§ WORK TASK:
Return all lines in the data where the string "icon" can be found.

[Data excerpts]
# # # #

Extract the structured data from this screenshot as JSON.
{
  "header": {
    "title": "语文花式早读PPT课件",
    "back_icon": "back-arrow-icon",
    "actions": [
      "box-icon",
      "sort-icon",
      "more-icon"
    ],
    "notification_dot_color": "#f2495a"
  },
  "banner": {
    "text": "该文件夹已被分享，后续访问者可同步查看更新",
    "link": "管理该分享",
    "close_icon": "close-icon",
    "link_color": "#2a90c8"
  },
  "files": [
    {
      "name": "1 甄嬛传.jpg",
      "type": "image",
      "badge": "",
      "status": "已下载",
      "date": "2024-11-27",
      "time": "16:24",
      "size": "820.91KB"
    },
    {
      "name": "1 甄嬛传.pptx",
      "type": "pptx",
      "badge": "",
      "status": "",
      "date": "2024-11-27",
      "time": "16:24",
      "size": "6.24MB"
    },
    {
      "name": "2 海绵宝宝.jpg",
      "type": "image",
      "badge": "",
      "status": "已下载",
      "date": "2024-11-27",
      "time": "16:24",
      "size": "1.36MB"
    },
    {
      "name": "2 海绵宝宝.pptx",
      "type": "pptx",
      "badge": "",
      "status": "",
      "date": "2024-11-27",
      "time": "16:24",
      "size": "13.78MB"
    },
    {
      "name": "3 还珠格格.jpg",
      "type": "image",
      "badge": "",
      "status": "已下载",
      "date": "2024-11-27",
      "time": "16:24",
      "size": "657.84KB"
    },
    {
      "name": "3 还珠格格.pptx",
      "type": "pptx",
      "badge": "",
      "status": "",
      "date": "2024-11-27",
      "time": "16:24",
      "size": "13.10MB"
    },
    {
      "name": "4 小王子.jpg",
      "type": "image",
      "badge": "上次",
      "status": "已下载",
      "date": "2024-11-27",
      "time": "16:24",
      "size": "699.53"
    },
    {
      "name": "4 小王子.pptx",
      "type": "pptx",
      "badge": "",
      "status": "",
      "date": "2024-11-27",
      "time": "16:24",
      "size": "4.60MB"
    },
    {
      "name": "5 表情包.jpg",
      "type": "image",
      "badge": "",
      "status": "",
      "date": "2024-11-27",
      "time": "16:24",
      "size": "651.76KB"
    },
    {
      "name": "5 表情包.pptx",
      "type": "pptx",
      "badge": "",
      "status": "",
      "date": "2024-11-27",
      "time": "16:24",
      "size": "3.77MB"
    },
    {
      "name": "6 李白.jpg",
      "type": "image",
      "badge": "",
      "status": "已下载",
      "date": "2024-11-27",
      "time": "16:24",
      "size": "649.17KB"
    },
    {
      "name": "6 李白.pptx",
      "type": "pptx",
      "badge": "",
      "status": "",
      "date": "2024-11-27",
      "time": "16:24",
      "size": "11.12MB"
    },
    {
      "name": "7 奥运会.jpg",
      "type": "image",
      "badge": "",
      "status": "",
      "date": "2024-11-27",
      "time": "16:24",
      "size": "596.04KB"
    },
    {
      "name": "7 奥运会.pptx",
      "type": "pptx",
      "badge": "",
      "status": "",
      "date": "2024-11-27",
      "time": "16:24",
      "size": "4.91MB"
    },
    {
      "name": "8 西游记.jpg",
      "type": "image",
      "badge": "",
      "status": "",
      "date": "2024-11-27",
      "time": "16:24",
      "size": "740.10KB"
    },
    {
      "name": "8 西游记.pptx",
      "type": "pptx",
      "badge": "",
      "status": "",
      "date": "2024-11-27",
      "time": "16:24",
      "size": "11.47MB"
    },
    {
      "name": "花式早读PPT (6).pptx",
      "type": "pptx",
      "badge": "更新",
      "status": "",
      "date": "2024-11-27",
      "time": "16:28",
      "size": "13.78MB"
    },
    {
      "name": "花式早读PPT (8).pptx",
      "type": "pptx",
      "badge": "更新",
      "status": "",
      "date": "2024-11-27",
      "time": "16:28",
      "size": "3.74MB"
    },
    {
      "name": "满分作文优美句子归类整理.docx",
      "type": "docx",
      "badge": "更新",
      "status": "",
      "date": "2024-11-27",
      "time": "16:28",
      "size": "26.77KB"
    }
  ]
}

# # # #

§ TASK SOLUTION:
    "back_icon": "back-arrow-icon",
      "box-icon",
      "sort-icon",
      "more-icon"
    "close_icon": "close-icon",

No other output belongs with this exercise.